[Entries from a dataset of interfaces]
+ + + + + + +

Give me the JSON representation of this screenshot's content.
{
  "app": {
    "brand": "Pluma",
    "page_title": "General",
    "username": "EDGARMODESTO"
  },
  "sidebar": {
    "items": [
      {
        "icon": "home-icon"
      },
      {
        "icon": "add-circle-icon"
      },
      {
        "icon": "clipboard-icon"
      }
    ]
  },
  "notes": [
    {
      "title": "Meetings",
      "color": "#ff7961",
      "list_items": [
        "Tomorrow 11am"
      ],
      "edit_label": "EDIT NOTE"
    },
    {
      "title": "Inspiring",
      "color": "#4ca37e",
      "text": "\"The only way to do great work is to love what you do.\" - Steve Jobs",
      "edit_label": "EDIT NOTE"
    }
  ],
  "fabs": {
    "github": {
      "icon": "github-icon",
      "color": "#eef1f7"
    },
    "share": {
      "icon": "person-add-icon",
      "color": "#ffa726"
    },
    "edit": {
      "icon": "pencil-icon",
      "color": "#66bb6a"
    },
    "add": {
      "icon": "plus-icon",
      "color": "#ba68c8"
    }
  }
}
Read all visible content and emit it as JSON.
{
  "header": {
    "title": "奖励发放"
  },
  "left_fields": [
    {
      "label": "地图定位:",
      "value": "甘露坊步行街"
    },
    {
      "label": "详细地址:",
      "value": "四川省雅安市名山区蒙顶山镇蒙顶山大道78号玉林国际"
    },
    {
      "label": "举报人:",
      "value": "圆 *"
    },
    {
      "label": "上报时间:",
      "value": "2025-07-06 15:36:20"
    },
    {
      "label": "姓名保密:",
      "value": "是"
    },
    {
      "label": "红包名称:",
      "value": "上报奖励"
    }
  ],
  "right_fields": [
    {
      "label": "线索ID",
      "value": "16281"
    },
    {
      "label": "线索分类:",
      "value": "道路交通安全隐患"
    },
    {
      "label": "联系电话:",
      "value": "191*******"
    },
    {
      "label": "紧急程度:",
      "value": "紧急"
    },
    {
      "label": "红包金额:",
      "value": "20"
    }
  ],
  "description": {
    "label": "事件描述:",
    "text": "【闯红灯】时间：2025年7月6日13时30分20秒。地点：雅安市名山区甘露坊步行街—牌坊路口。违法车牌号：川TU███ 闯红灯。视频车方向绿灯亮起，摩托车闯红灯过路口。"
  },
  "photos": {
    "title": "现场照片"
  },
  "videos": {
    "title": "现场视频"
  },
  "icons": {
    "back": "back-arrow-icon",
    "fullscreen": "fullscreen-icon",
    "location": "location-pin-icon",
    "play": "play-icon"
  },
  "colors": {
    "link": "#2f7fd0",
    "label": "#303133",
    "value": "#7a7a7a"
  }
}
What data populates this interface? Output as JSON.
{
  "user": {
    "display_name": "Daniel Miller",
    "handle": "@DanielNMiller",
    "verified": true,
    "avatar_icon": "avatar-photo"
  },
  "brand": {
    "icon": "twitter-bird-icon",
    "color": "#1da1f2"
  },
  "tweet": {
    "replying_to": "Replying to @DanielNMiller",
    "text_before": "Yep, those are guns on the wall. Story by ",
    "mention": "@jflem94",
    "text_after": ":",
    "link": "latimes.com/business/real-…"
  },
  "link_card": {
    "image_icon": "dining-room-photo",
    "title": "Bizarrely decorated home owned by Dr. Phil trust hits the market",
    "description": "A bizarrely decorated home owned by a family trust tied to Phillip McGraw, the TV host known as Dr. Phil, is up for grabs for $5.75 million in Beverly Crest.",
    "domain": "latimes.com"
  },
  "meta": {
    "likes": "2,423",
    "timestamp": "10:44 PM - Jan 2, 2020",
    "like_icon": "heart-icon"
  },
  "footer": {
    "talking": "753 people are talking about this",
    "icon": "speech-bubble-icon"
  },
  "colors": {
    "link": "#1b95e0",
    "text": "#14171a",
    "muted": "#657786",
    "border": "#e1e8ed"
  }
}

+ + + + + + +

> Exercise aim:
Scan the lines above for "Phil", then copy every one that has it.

> Exercise answer:
    "title": "Bizarrely decorated home owned by Dr. Phil trust hits the market",
    "description": "A bizarrely decorated home owned by a family trust tied to Phillip McGraw, the TV host known as Dr. Phil, is up for grabs for $5.75 million in Beverly Crest.",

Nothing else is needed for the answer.